● **Page and application data records**:
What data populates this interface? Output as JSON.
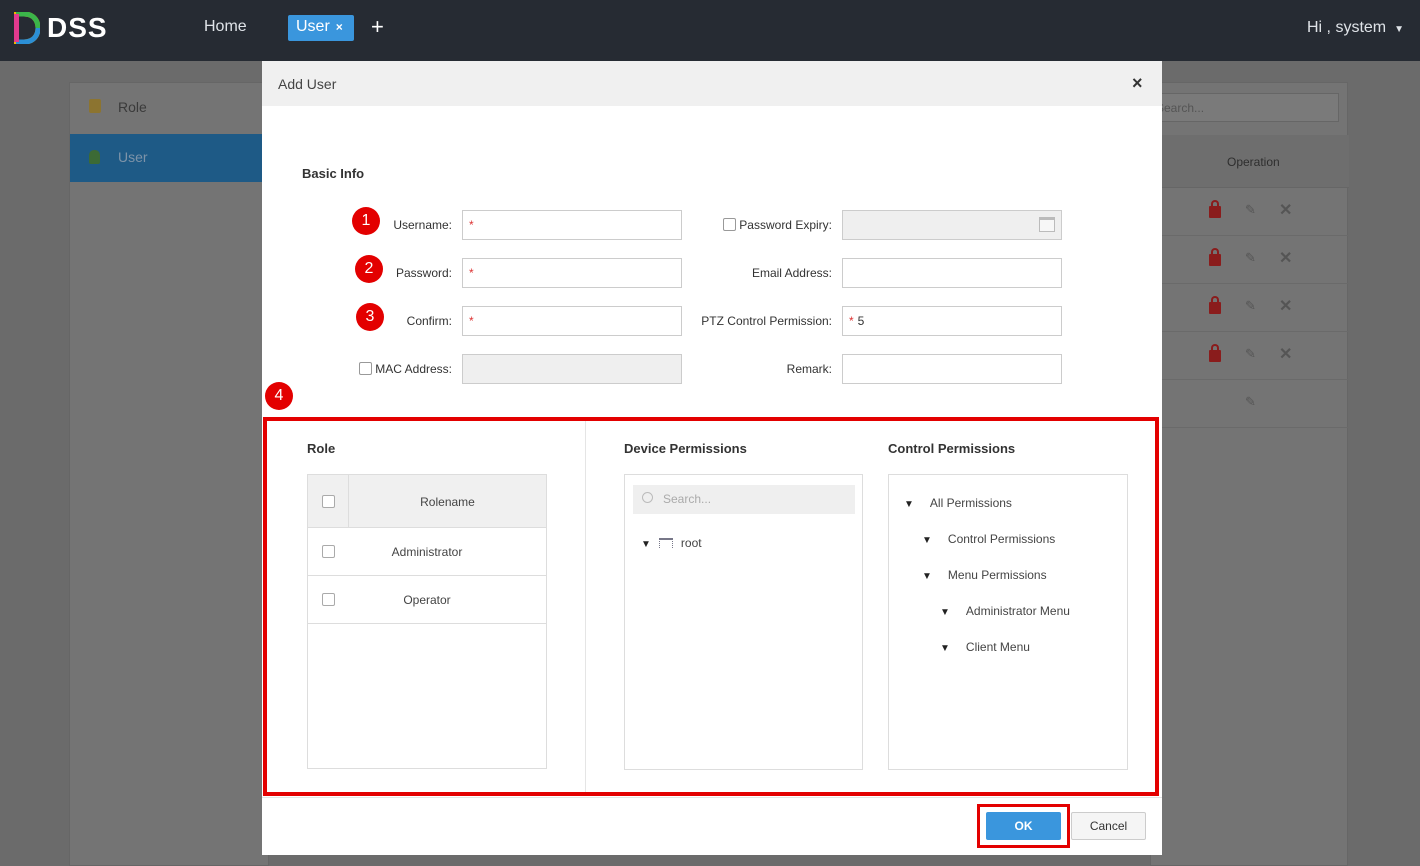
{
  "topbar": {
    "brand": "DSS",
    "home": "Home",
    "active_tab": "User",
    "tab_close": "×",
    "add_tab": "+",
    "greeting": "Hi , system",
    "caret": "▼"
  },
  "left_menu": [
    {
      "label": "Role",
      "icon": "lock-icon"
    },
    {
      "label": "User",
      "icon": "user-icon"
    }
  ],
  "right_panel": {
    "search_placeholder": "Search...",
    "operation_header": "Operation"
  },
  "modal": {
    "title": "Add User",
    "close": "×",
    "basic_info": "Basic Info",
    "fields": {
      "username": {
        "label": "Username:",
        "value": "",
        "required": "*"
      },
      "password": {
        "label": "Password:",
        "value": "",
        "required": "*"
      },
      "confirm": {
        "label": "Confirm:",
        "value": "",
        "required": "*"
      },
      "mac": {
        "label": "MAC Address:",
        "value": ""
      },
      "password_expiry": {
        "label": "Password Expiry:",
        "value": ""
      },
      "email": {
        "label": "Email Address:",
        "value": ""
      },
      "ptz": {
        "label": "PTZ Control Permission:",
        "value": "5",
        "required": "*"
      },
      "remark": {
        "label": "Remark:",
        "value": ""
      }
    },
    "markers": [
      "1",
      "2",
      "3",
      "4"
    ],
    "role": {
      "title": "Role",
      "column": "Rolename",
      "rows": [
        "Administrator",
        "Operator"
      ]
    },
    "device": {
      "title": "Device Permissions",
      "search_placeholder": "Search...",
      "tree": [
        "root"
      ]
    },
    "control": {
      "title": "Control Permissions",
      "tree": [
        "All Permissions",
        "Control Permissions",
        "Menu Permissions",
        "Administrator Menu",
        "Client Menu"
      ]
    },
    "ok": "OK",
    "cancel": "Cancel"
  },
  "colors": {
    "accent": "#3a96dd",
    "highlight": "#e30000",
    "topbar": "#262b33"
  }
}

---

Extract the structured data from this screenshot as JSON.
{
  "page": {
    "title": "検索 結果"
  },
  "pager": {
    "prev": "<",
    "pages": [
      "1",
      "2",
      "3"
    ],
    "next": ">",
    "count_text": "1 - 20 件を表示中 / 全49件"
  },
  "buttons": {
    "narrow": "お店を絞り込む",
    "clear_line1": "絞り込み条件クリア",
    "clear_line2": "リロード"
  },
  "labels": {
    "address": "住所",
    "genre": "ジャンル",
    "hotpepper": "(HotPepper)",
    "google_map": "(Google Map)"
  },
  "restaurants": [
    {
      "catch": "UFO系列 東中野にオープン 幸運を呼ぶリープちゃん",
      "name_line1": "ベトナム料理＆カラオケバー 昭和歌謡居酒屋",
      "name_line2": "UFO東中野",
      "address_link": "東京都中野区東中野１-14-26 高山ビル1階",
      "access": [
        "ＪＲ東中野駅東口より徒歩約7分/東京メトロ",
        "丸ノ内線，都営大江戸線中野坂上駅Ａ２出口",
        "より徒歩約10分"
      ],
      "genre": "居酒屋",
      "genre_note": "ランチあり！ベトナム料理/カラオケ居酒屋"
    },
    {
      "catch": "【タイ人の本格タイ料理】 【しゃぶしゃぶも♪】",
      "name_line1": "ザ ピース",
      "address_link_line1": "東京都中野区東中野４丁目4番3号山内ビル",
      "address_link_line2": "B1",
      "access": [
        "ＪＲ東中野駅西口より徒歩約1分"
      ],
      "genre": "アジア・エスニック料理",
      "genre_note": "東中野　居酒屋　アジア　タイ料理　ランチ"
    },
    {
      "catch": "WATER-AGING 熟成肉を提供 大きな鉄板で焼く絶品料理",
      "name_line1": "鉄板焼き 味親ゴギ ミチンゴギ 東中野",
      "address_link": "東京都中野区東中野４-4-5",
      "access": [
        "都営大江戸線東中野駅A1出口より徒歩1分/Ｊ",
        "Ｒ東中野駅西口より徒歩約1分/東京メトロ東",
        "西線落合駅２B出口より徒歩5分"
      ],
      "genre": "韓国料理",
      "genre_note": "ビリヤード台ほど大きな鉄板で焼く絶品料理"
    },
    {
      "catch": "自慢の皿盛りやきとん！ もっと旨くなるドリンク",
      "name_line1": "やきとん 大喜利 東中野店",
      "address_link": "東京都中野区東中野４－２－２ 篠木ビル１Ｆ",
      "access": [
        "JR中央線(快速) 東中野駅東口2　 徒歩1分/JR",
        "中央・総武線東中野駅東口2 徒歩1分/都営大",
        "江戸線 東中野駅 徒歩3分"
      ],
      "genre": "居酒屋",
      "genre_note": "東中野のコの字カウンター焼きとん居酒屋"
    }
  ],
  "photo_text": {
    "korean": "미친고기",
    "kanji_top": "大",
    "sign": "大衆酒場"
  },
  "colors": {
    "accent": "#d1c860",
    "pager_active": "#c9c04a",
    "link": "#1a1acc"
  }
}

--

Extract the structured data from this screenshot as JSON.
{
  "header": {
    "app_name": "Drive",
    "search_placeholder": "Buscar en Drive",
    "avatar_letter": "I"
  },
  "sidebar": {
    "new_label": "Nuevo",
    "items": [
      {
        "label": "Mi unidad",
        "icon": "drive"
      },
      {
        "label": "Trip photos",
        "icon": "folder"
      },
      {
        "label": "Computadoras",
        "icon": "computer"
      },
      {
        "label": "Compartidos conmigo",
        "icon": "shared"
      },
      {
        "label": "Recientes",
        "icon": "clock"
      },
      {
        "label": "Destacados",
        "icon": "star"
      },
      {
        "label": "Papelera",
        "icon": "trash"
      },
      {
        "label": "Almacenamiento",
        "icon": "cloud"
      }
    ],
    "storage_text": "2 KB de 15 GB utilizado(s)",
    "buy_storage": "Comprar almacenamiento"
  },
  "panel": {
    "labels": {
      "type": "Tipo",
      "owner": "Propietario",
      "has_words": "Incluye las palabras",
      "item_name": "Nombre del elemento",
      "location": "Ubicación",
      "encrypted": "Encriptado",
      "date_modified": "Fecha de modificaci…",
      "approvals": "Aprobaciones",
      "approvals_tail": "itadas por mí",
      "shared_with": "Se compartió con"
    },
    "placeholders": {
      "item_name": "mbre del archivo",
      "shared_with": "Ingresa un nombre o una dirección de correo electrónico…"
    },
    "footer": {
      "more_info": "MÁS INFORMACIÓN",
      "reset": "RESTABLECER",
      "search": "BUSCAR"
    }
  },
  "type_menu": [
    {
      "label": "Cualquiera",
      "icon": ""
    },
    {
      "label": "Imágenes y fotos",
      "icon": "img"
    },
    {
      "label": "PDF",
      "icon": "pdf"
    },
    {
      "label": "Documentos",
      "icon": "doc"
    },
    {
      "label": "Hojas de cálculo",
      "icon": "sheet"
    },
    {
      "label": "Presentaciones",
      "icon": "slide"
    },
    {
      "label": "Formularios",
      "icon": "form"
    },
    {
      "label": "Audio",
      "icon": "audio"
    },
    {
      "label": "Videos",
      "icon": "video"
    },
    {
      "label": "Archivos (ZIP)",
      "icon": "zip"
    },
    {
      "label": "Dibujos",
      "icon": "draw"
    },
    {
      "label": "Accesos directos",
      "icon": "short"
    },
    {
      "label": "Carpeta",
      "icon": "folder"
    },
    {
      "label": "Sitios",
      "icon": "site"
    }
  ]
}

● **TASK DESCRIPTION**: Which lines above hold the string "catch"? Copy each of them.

● **TASK RESULT**:
      "catch": "UFO系列 東中野にオープン 幸運を呼ぶリープちゃん",
      "catch": "【タイ人の本格タイ料理】 【しゃぶしゃぶも♪】",
      "catch": "WATER-AGING 熟成肉を提供 大きな鉄板で焼く絶品料理",
      "catch": "自慢の皿盛りやきとん！ もっと旨くなるドリンク",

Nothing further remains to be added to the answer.